■ **INSTRUCTIONS TO FOLLOW**
For the word "screenshot", state how many lines below contain it. Give no other text.

Dataset rows for apps and sites
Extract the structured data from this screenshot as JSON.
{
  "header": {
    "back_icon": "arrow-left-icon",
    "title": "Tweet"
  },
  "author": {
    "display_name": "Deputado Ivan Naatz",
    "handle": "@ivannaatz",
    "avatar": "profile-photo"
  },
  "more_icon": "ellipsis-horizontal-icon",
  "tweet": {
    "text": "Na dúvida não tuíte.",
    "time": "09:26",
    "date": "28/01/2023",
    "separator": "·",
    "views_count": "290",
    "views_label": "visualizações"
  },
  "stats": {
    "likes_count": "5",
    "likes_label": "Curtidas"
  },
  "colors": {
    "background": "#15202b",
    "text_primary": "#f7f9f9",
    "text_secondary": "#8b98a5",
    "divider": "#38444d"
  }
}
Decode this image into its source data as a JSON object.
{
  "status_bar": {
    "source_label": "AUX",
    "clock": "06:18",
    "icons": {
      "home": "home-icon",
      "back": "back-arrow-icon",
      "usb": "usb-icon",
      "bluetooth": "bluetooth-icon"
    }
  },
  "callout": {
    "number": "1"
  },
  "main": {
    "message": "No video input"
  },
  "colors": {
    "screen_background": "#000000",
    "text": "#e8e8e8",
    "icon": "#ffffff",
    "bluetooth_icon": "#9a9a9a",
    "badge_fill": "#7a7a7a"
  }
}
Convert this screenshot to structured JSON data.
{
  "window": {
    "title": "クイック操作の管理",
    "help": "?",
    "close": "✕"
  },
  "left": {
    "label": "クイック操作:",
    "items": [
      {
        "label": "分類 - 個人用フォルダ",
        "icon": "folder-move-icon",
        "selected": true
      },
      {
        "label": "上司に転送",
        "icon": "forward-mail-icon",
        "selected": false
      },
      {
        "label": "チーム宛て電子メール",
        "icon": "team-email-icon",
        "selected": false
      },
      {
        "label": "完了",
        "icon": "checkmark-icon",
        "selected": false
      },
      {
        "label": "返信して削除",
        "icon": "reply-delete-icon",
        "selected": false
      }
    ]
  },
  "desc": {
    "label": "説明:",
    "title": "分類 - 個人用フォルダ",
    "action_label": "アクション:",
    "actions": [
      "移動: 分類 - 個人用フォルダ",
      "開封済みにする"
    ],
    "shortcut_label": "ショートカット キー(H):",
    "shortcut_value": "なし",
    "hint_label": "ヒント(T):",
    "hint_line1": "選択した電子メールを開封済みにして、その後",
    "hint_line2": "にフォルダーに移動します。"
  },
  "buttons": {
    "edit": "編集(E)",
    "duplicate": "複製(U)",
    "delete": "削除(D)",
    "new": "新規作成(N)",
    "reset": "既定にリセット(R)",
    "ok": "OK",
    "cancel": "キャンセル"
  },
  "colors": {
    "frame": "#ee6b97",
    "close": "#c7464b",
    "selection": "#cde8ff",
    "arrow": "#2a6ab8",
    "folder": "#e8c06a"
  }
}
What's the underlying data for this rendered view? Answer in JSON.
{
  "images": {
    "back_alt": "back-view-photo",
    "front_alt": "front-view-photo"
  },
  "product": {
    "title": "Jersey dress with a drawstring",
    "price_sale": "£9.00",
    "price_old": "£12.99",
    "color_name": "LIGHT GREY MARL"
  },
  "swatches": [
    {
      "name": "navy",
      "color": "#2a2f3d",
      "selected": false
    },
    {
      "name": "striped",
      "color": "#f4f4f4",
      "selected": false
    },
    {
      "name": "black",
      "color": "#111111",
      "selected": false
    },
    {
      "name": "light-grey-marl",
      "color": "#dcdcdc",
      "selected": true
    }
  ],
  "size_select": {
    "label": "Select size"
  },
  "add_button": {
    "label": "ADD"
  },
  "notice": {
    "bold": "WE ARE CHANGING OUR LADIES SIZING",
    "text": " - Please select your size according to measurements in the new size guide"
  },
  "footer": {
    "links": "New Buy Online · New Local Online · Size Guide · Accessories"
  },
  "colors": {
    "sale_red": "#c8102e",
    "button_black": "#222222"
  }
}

■ **PROBLEM SOLUTION**
2